:: THE RECORDS ::
========================

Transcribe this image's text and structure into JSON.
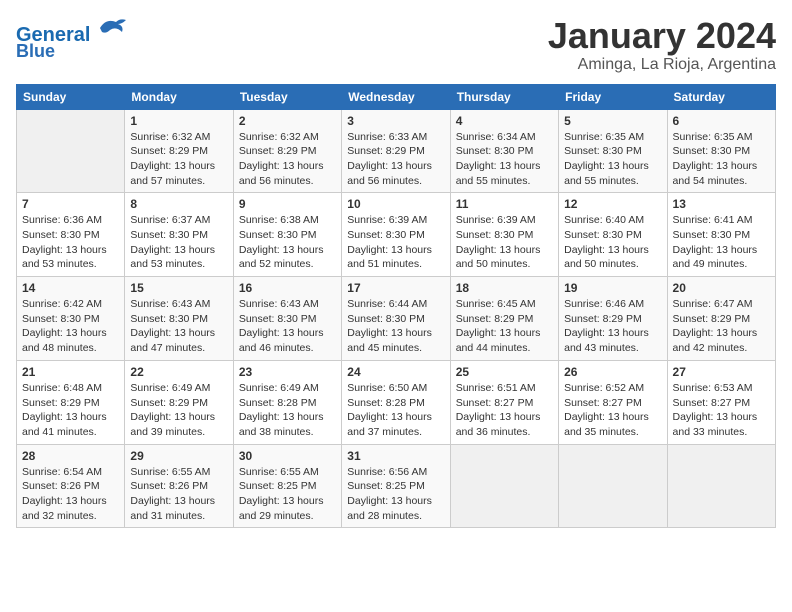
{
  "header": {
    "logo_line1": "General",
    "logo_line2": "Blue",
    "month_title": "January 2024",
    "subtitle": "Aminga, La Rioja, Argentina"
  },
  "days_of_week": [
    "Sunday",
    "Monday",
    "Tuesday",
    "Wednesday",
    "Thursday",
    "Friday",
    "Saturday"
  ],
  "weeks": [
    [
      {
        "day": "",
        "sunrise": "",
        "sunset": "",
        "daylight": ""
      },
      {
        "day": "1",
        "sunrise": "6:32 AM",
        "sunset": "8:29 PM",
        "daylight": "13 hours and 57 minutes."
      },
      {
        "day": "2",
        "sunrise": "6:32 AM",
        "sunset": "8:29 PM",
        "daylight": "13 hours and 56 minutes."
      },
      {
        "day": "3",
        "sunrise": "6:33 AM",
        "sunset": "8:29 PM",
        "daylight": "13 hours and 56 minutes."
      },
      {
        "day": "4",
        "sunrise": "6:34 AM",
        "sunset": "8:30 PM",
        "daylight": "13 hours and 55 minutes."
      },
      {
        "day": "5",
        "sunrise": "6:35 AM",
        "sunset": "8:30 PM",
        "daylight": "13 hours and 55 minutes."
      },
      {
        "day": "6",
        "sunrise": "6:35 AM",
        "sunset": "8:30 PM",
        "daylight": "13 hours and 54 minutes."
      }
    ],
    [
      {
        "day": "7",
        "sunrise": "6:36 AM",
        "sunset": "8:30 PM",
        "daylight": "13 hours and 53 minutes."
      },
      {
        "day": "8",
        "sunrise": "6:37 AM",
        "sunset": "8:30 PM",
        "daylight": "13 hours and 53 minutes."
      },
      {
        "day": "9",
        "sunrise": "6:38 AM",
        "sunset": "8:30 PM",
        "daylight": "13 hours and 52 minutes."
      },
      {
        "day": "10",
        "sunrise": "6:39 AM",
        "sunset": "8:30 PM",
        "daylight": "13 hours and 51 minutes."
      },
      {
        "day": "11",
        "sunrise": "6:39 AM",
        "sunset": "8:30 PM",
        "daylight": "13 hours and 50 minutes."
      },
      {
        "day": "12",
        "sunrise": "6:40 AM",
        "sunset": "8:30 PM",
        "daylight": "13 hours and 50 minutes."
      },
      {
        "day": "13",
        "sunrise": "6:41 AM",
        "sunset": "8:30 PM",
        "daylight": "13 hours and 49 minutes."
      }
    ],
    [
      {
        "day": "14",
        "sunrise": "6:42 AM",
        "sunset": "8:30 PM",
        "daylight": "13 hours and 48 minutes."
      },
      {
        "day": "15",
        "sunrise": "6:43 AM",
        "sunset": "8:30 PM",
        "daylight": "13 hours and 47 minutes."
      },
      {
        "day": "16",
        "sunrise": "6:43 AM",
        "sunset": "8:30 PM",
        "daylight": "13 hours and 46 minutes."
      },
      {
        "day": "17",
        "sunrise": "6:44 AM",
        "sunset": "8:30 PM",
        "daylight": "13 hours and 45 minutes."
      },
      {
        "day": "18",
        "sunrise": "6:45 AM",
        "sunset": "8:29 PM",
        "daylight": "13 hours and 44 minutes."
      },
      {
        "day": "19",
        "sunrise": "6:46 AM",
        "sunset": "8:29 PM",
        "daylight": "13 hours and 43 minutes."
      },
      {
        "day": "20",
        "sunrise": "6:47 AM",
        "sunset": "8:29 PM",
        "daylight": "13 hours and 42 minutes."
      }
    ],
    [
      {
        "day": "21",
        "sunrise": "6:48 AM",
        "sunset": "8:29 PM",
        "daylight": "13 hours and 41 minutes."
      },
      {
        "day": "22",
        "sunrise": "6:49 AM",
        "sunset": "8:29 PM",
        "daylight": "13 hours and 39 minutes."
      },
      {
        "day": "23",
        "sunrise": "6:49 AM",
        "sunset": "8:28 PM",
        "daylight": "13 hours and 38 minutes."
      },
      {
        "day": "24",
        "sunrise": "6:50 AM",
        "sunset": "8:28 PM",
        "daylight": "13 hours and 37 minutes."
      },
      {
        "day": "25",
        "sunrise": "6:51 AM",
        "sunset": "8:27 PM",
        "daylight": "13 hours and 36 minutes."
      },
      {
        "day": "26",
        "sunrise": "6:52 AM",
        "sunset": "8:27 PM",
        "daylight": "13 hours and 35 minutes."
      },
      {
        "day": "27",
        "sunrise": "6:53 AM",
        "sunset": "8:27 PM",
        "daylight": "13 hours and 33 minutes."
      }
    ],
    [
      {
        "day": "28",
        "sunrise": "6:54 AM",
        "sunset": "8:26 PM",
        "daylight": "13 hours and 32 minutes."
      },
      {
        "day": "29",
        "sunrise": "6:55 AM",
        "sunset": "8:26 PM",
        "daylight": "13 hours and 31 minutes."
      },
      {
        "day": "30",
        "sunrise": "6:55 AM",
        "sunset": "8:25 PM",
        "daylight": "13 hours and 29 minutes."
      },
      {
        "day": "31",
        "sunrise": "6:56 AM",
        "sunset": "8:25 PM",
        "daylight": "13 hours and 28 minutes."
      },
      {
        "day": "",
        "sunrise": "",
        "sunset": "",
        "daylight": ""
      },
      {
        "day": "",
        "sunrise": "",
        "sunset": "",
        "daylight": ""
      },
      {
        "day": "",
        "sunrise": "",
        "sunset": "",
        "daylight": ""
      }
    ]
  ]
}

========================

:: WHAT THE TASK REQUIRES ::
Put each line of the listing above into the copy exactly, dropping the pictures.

:: ANSWER BOX ::
Transcribe this image's text and structure into JSON.
{
  "header": {
    "logo_line1": "General",
    "logo_line2": "Blue",
    "month_title": "January 2024",
    "subtitle": "Aminga, La Rioja, Argentina"
  },
  "days_of_week": [
    "Sunday",
    "Monday",
    "Tuesday",
    "Wednesday",
    "Thursday",
    "Friday",
    "Saturday"
  ],
  "weeks": [
    [
      {
        "day": "",
        "sunrise": "",
        "sunset": "",
        "daylight": ""
      },
      {
        "day": "1",
        "sunrise": "6:32 AM",
        "sunset": "8:29 PM",
        "daylight": "13 hours and 57 minutes."
      },
      {
        "day": "2",
        "sunrise": "6:32 AM",
        "sunset": "8:29 PM",
        "daylight": "13 hours and 56 minutes."
      },
      {
        "day": "3",
        "sunrise": "6:33 AM",
        "sunset": "8:29 PM",
        "daylight": "13 hours and 56 minutes."
      },
      {
        "day": "4",
        "sunrise": "6:34 AM",
        "sunset": "8:30 PM",
        "daylight": "13 hours and 55 minutes."
      },
      {
        "day": "5",
        "sunrise": "6:35 AM",
        "sunset": "8:30 PM",
        "daylight": "13 hours and 55 minutes."
      },
      {
        "day": "6",
        "sunrise": "6:35 AM",
        "sunset": "8:30 PM",
        "daylight": "13 hours and 54 minutes."
      }
    ],
    [
      {
        "day": "7",
        "sunrise": "6:36 AM",
        "sunset": "8:30 PM",
        "daylight": "13 hours and 53 minutes."
      },
      {
        "day": "8",
        "sunrise": "6:37 AM",
        "sunset": "8:30 PM",
        "daylight": "13 hours and 53 minutes."
      },
      {
        "day": "9",
        "sunrise": "6:38 AM",
        "sunset": "8:30 PM",
        "daylight": "13 hours and 52 minutes."
      },
      {
        "day": "10",
        "sunrise": "6:39 AM",
        "sunset": "8:30 PM",
        "daylight": "13 hours and 51 minutes."
      },
      {
        "day": "11",
        "sunrise": "6:39 AM",
        "sunset": "8:30 PM",
        "daylight": "13 hours and 50 minutes."
      },
      {
        "day": "12",
        "sunrise": "6:40 AM",
        "sunset": "8:30 PM",
        "daylight": "13 hours and 50 minutes."
      },
      {
        "day": "13",
        "sunrise": "6:41 AM",
        "sunset": "8:30 PM",
        "daylight": "13 hours and 49 minutes."
      }
    ],
    [
      {
        "day": "14",
        "sunrise": "6:42 AM",
        "sunset": "8:30 PM",
        "daylight": "13 hours and 48 minutes."
      },
      {
        "day": "15",
        "sunrise": "6:43 AM",
        "sunset": "8:30 PM",
        "daylight": "13 hours and 47 minutes."
      },
      {
        "day": "16",
        "sunrise": "6:43 AM",
        "sunset": "8:30 PM",
        "daylight": "13 hours and 46 minutes."
      },
      {
        "day": "17",
        "sunrise": "6:44 AM",
        "sunset": "8:30 PM",
        "daylight": "13 hours and 45 minutes."
      },
      {
        "day": "18",
        "sunrise": "6:45 AM",
        "sunset": "8:29 PM",
        "daylight": "13 hours and 44 minutes."
      },
      {
        "day": "19",
        "sunrise": "6:46 AM",
        "sunset": "8:29 PM",
        "daylight": "13 hours and 43 minutes."
      },
      {
        "day": "20",
        "sunrise": "6:47 AM",
        "sunset": "8:29 PM",
        "daylight": "13 hours and 42 minutes."
      }
    ],
    [
      {
        "day": "21",
        "sunrise": "6:48 AM",
        "sunset": "8:29 PM",
        "daylight": "13 hours and 41 minutes."
      },
      {
        "day": "22",
        "sunrise": "6:49 AM",
        "sunset": "8:29 PM",
        "daylight": "13 hours and 39 minutes."
      },
      {
        "day": "23",
        "sunrise": "6:49 AM",
        "sunset": "8:28 PM",
        "daylight": "13 hours and 38 minutes."
      },
      {
        "day": "24",
        "sunrise": "6:50 AM",
        "sunset": "8:28 PM",
        "daylight": "13 hours and 37 minutes."
      },
      {
        "day": "25",
        "sunrise": "6:51 AM",
        "sunset": "8:27 PM",
        "daylight": "13 hours and 36 minutes."
      },
      {
        "day": "26",
        "sunrise": "6:52 AM",
        "sunset": "8:27 PM",
        "daylight": "13 hours and 35 minutes."
      },
      {
        "day": "27",
        "sunrise": "6:53 AM",
        "sunset": "8:27 PM",
        "daylight": "13 hours and 33 minutes."
      }
    ],
    [
      {
        "day": "28",
        "sunrise": "6:54 AM",
        "sunset": "8:26 PM",
        "daylight": "13 hours and 32 minutes."
      },
      {
        "day": "29",
        "sunrise": "6:55 AM",
        "sunset": "8:26 PM",
        "daylight": "13 hours and 31 minutes."
      },
      {
        "day": "30",
        "sunrise": "6:55 AM",
        "sunset": "8:25 PM",
        "daylight": "13 hours and 29 minutes."
      },
      {
        "day": "31",
        "sunrise": "6:56 AM",
        "sunset": "8:25 PM",
        "daylight": "13 hours and 28 minutes."
      },
      {
        "day": "",
        "sunrise": "",
        "sunset": "",
        "daylight": ""
      },
      {
        "day": "",
        "sunrise": "",
        "sunset": "",
        "daylight": ""
      },
      {
        "day": "",
        "sunrise": "",
        "sunset": "",
        "daylight": ""
      }
    ]
  ]
}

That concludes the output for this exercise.